SAS Screen Shot

 

SAS Overview

SAS is an Analytical tool that assists the business with macro space allocation decision when planning a new store, or refurbshing an existing one. Given total space in store , historical sales data and SKU dimentions , SAS provided reports detailing the number of bays to allocate each category in order to maximise gross profit. These report provide the starting point for detailed store planning and are highly valued for their contribution to this process by the store planning staff.
The Bass diffusion model was developed by Frank Bass and describes the process how new products get adopted as an interaction between users and potential.


The Hierarchy

SAS is built with a category hierarchy to maintain easy data flow and understanding. At a snap shot the hierarchy flows as follows:
Location in Store > Trading Department > Layout Category > Category

Location in Store
1. The Location in Store refers to the location in store SAS is working in
2. Essentially a store is broken up into sections depending on the equipment used and the type of department that occupies that area. In other words it is no good trying to make a Deli allocation using categories that are meant for for the Centre of the Store.

Trading Department
1. Next level under Location in Store is the Trading Department
2. Effectively these are the Departments that Trade within the individual Location in Store section
3. As an example, General Merchandise and Grocery are both departments that trade within Centre of Store
4. Typically a Location in Store will only have one Trading Category attached to it.

Layout Category
1. These are used as a method of grouping similarly layout out categories together
2. The most effective use of Layout Categories comes in when trying to allocate to smaller stores, and you need to ‘combine’ categories together
3. The Layout Categories are designed to be a representative of the ‘combined’ categories used

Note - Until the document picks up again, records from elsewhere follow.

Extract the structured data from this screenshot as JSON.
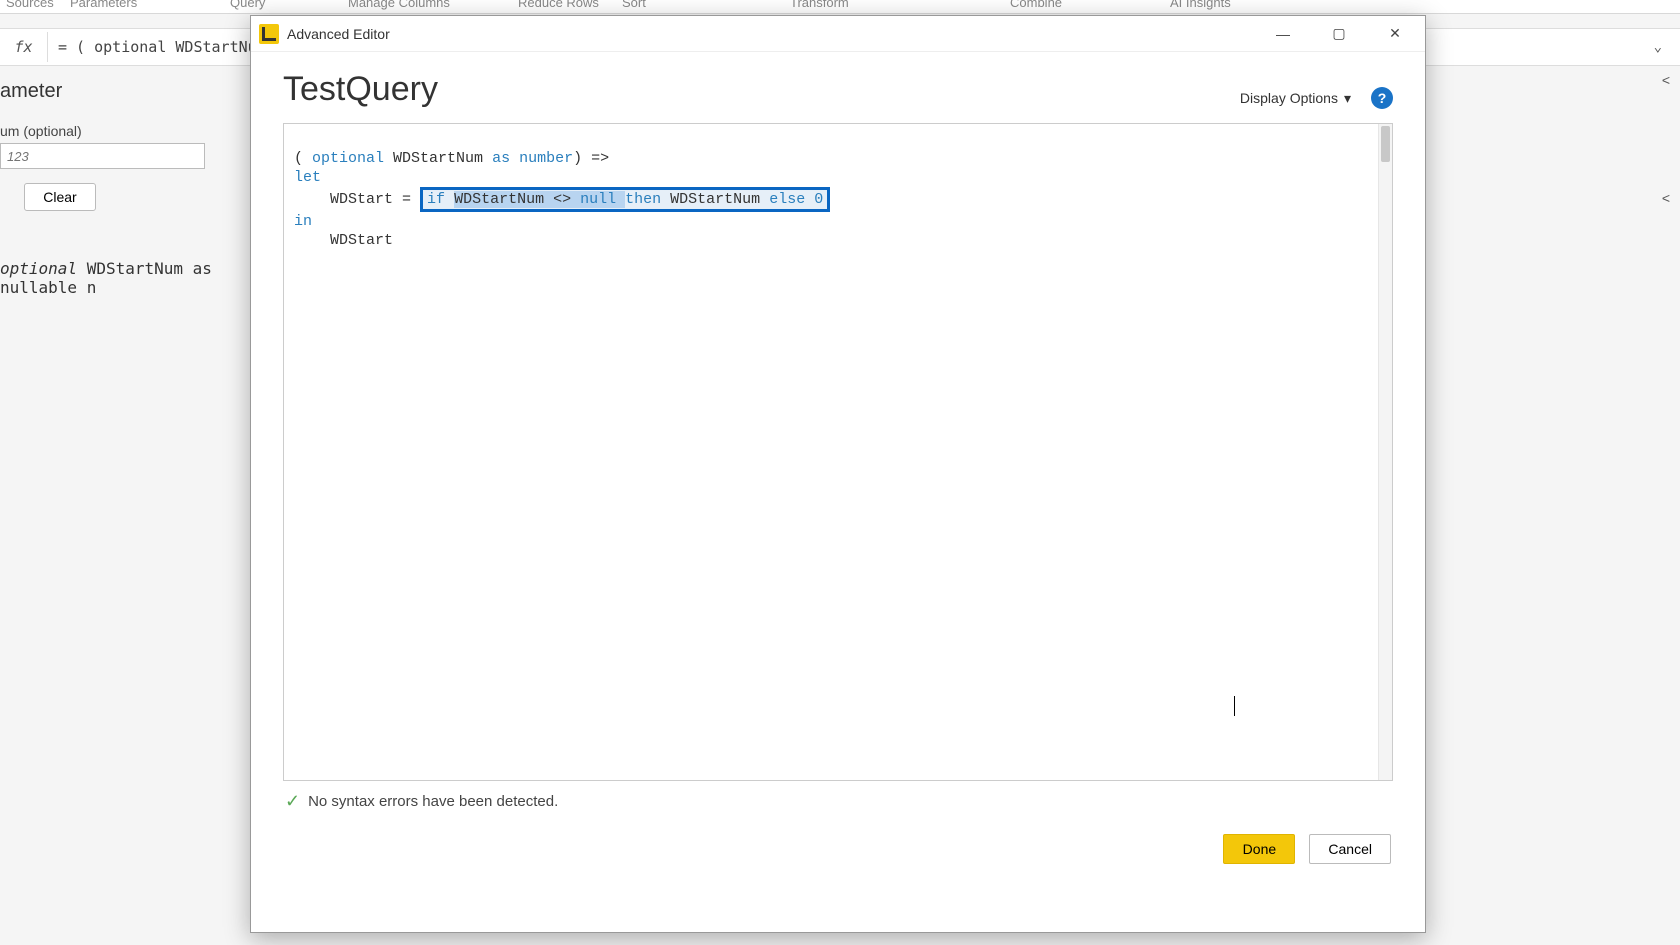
{
  "ribbon": {
    "groups": [
      "Sources",
      "Parameters",
      "Query",
      "Manage Columns",
      "Reduce Rows",
      "Sort",
      "Transform",
      "Combine",
      "AI Insights"
    ]
  },
  "formula_bar": {
    "fx": "fx",
    "text": "= ( optional WDStartNum a"
  },
  "bg_panel": {
    "heading": "ameter",
    "label": "um (optional)",
    "placeholder": "123",
    "clear": "Clear",
    "type_line_prefix": "optional ",
    "type_line_id": "WDStartNum",
    "type_line_suffix": " as nullable n"
  },
  "dialog": {
    "title": "Advanced Editor",
    "query_name": "TestQuery",
    "display_options": "Display Options",
    "status": "No syntax errors have been detected.",
    "done": "Done",
    "cancel": "Cancel"
  },
  "code": {
    "l1_open": "( ",
    "l1_optional": "optional",
    "l1_sp1": " ",
    "l1_id": "WDStartNum",
    "l1_sp2": " ",
    "l1_as": "as",
    "l1_sp3": " ",
    "l1_number": "number",
    "l1_close": ") =>",
    "l2_let": "let",
    "l3_indent": "    ",
    "l3_var": "WDStart",
    "l3_eq": " = ",
    "l3_if": "if",
    "l3_sp1": " ",
    "l3_sel1": "WDStartNum <> ",
    "l3_null": "null ",
    "l3_then": "then",
    "l3_sp2": " ",
    "l3_id2": "WDStartNum",
    "l3_sp3": " ",
    "l3_else": "else",
    "l3_sp4": " ",
    "l3_zero": "0",
    "l4_in": "in",
    "l5_indent": "    ",
    "l5_out": "WDStart"
  }
}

Category
1. This is the actual element that space is allocated to
2. It is pretty much equal to the current planograms that are issued to all New and Refit stores
3. Each Category is assigned a Minimum and Maximum Feet range (reflective of the smallest and largest size the category can be) and a ‘Must Have’ flag, which dictates whether this category has to exist in all stores


Create a Store Profile

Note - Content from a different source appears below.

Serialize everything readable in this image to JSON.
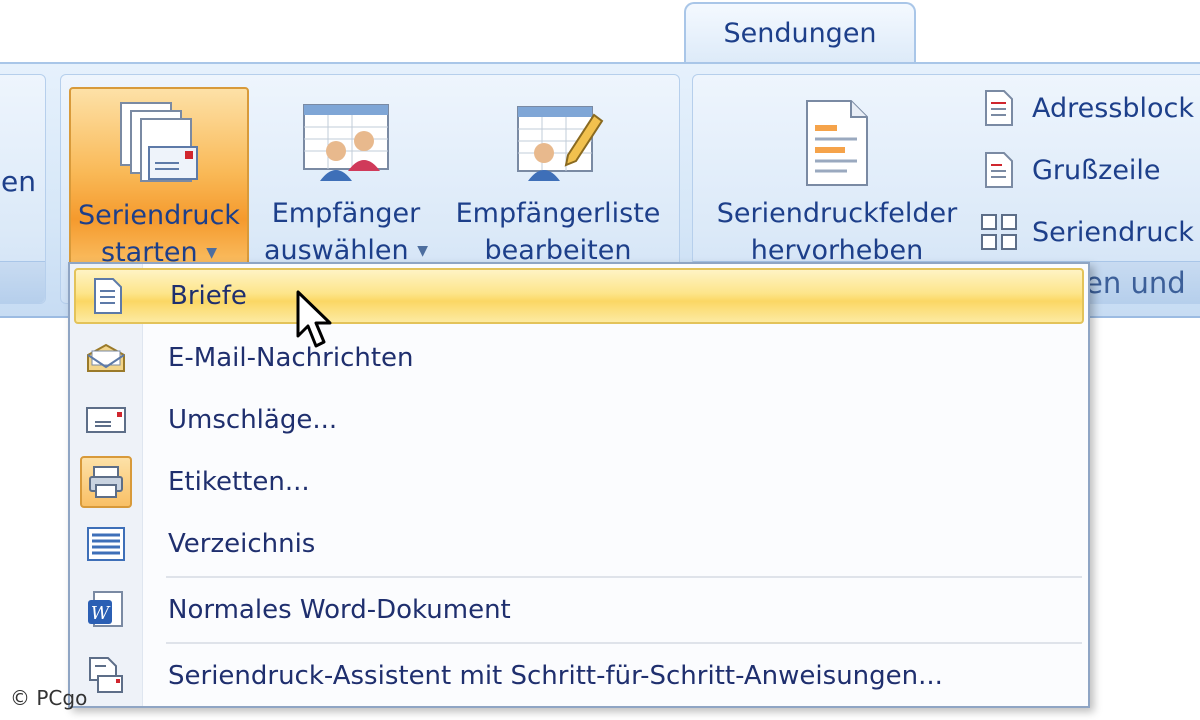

There are 2 functions that need to be performed by a Store Layout Officer to successfully run a Store through SAS. These are:
1. Create a Store Profile and
2. Create a Store Plan

1. Select “Create Store Profile” in the SAS main screen.
2. All data in this screen is mandatory, and SAS will not allow to progress to the next field without data being keyed in the previous one.
3. Once completed the Size on the Right will show you the percentage break up of each Trading Department in relation to the total size.

 

Creating a Store Plan

1. Click on “Create Store Plan” in the menu bar.
2. The plan type relates to whether this is a Refurbishment or a New Store. With a Refurbishment, SAS takes into account the performance of the actual Store, with New Store, SAS looks at the performance of the Cluster.
3. SAS calculates all its Turning Points and allocations in Feet and will only roll this up to the equipment type at the last stage. So SAS will calculate that a store requires 14 feet for a certain category but will then represent this on the Store Plan Worksheet as 5 Bays (although 5 bays is actually 15 feet) In some cases, especially in smaller sized stores, a category may only deserve the 14 feet recommended, so with the “Allocate in Feet” option ticked SAS can be more accurate.


Business System Administrator

1. The Business Systems Administrator is a role to maintain and create Category information as well as maintaining and creating systems parameters.
2. The main screens in the Admin Menu govern the ability to create or edit all elements of SAS’s hierarchy.